Thomas Levy is Distinguished Professor and holds the Norma Kershaw Chair in the Archaeology of Ancient Israel and Neighboring Lands at the University of California, San Diego.
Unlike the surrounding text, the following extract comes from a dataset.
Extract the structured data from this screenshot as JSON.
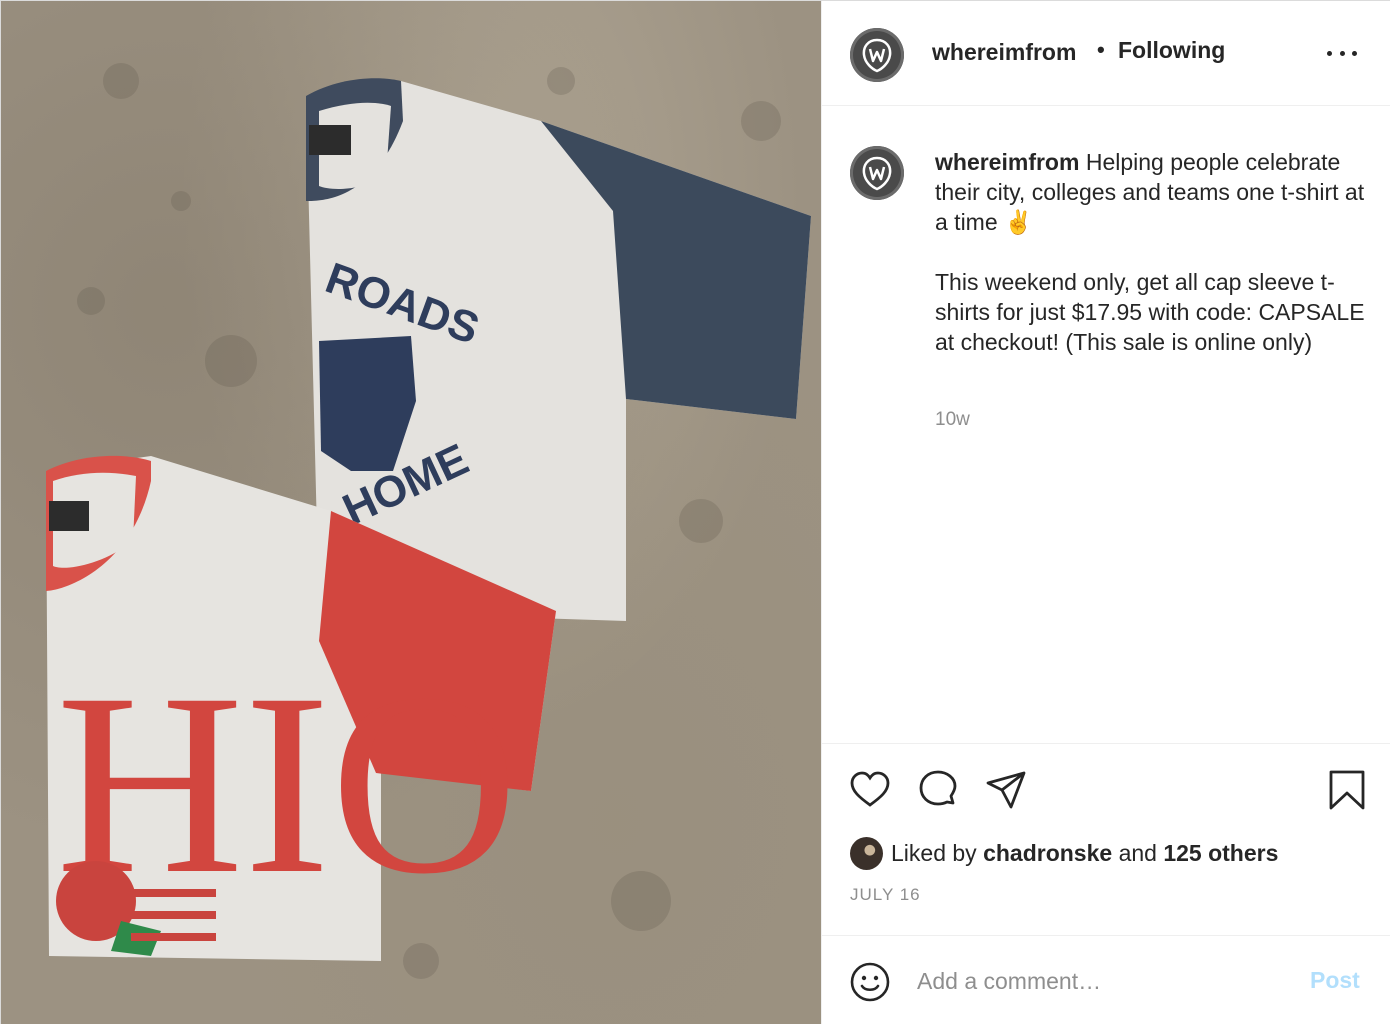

He is a member of the Department of Anthropology and Judaic Studies Program, and leads the Cyber-archaeology research group at the Qualcomm Institute, California Center of Telecommunications and Information Technology (Calit2). Elected to the American Academy of Arts and Sciences, Levy is a Levantine field archaeologist with interests in the role of technology, especially early mining and metallurgy, on social evolution from the beginnings of sedentism and the domestication of plants and animals in the Pre-Pottery Neolithic period (ca. 7500 BCE) to the rise of the first historic Levantine state level societies in the Iron Age (ca. 1200 – 500 BCE). A Fellow of the Explorers Club, Levy won the 2011 Lowell Thomas Award for “Exploring the World’s Greatest Mysteries.”
Bible & Archaeology Fest XXV, October 8 & 9, 2022
Archaeological Science and Biblical Edom
Eighteen years of fieldwork in the Faynan copper ore region of southern Jordan has produced an unprecedented dataset concerning the Iron Age (c. 1200–586 B.C.E.). In this relatively unexplored region of the southern Levant, archaeologists and scientists with the Edom Lowlands Regional Archaeology Project continue to produce new research on data retrieved spanning the Neolithic to Islamic periods. However, it is the biblical Iron Age that has left the most extensive record of copper production, dwarfing even the later Roman occupation. In this lecture, these new data from the lowlands of Edom provide insights concerning the historicity of biblical and other ancient texts that discuss Edom, ancient Israel, and their neighbors.